- UBS's Hanning adding about 15 senior Asia bankers in 12 months
- Hanning sees opportunity to benefit from `dislocation'
UBS Group AG is adding to its ranks of senior investment bankers in Asia for the first time since the global financial crisis, seeking to wring market share in dealmaking away from competitors that are reorganizing.
The Swiss bank recently hired three managing directors and one executive director in the region and plans to add roughly another dozen bankers of similar seniority over the coming 12 months, said Matt Hanning, the head of UBS’s investment bank in the Asia-Pacific region.

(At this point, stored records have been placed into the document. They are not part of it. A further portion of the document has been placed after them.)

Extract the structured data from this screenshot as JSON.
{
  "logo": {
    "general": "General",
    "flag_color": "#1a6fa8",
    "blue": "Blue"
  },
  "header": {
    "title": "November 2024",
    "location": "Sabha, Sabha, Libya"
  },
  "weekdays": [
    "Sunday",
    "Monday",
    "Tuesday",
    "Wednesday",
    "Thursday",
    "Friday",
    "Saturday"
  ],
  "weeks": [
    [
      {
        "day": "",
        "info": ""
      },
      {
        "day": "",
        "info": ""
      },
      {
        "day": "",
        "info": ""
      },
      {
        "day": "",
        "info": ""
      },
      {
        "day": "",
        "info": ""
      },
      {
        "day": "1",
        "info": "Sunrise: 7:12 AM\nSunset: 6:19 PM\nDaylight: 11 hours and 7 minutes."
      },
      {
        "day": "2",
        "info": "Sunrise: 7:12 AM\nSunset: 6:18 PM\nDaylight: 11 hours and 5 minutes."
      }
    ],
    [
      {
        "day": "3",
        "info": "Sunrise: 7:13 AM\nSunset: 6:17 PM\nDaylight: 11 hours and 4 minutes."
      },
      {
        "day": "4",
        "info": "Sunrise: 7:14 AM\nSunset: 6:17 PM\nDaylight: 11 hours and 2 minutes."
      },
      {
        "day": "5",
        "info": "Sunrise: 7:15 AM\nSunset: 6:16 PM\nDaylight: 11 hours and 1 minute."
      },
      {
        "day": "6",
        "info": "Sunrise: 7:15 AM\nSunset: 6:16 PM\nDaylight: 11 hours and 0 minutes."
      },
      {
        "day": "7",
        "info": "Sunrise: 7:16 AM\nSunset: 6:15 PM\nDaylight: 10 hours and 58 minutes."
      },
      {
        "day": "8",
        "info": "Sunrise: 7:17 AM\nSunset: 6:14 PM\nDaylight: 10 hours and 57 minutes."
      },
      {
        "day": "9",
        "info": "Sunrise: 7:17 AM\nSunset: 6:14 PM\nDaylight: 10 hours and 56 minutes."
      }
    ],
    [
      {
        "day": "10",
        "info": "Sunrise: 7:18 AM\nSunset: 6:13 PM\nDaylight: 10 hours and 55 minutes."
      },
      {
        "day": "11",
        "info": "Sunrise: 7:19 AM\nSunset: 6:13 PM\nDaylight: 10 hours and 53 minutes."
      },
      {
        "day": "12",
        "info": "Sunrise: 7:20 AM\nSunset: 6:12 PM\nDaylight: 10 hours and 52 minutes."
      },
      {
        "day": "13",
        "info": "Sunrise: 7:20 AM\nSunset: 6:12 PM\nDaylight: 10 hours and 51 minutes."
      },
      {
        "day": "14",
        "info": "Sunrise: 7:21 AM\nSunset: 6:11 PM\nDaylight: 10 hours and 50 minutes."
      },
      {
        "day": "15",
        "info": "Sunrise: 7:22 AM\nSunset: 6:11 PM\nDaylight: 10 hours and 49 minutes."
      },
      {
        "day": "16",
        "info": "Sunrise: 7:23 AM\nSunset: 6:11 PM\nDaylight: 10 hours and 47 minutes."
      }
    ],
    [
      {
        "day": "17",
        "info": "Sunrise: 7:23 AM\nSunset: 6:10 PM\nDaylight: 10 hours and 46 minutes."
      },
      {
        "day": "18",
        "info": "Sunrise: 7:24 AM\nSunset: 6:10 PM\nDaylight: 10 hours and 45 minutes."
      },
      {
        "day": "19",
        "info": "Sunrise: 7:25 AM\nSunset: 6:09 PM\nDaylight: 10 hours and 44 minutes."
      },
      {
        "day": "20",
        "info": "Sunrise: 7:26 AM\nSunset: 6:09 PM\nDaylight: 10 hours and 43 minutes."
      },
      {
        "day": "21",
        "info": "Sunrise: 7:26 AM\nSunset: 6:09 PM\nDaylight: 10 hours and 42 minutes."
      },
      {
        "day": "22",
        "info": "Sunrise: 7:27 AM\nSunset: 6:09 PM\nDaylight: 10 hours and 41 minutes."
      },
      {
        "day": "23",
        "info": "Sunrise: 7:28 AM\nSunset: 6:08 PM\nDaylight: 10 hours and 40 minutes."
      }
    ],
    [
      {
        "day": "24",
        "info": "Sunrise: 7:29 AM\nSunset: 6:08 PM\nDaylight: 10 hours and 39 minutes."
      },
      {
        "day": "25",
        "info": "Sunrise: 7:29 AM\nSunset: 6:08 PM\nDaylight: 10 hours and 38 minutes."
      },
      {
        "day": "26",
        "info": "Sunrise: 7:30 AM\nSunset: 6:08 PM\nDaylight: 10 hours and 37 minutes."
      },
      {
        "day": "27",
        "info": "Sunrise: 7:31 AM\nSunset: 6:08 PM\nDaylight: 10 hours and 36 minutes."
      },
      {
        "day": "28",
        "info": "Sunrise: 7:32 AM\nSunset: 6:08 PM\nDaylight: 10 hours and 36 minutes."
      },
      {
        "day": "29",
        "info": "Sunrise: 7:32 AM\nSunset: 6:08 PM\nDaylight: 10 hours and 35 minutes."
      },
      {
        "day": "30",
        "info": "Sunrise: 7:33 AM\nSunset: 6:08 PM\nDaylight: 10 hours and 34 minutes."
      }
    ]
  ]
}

The additions will be made through recruiting as well as promoting and replacing existing managers, he said.
UBS, which started trimming its investment bank three years ago under Chief Executive Officer Sergio Ermotti, has been taking market share in China from global competitors, data from Freeman & Co. show. With the hiring plan, Hanning is aiming to add to that momentum as European banks like Deutsche Bank AG, Credit Suisse Group AG and Standard Chartered Plc cut jobs across their firms and scale back some of their businesses under new CEOs.
“Having had the success we had in the past three years, we can consolidate that and look at some marginal increase to take advantage of market positions and some new areas of opportunity,” Hanning, 47, said in an interview last week. “If there’s dislocation in a competitive landscape, there ought to be some increased opportunity.”
Standard Chartered said earlier this month it will cut 15,000 jobs and restructure or sell $100 billion of assets, after announcing a surprise loss for the third quarter. Deutsche Bank plans to cut 11,000 positions, while Credit Suisse Group AG said it would trim as many as 5,600 jobs. Barclays Plc has also cut investment-banking jobs.
Among the bankers hired recently from European competitors are UBS’s managing director for oil and gas coverage in Asia, Ben Yang; and Rubin Chen, the managing director for real estate, leisure and lodging coverage for Hong Kong and China, Hanning said. Yang joined from Standard Chartered and Chen had earlier worked for BNP Paribas SA, before leaving banking.
UBS’s investment banking fees from Chinese companies have risen to about half of the Asia-Pacific total this year, from 29 percent in 2014, reflecting strong growth in the China business and fewer deals elsewhere in the region, Hanning said. He declined to provide dollar figures, though he said the bank’s fee pool from China would become "more material" in the next five years, growing faster than any other country in the region.
Total investment banking fees from Chinese companies have fallen 11 percent to $5.3 billion so far this year compared with the same period of 2014, according to New York-based research firm Freeman. UBS was paid $156 million by Chinese firms, up from $132 million last year, ranking it seventh among all investment banks and first among international peers, according to Freeman. Six Chinese firms led the field, headed by Citic Securities Co.
UBS’s hiring plans, while modest, bring to an end a period during which the bank was hesitant about expanding its workforce in the region so soon after the record losses and large layoffs announced during the financial crisis. The cutbacks in UBS’s global investment bank were especially severe, with the company largely exiting the fixed-income trading business in 2012 with the loss of 10,000 jobs.
Since then, the Asia-Pacific region has emerged as a bright spot for the investment bank, with pretax operating profit in the region rising 50 percent to about 900 million Swiss francs ($897 million) in the first nine months of this year, according to the firm’s latest earnings report. The region produced close to half the pretax profit of the global investment bank during the same period, and generated more earnings in Asia-Pacific than did wealth management, UBS’s traditional strength.
“We have a strong brand and clients value it, but to maintain our position we need to continue investing in the franchise both from a talent and technology perspective," Andrea Orcel, global head of UBS’s investment bank, said in an e-mail. “I would like to see more senior bankers and senior salesmen on the platform."
For the Asia-Pacific region as a whole, UBS ranks sixth among investment banks this year with $433 million of fees, according to Freeman. Morgan Stanley is first with $690 million, followed by Goldman Sachs Group Inc. at $555 million, Freeman estimates. Excluding Japan, UBS ranks second with $402 million of fees, just $5 million less than Goldman Sachs, which is the top fees earner year-to-date, Freeman estimates.
Other recent hires include Salman Baharuddin, executive director for Indonesia coverage, and Katherine Fang, who will start in January as managing director for China coverage, Hanning said.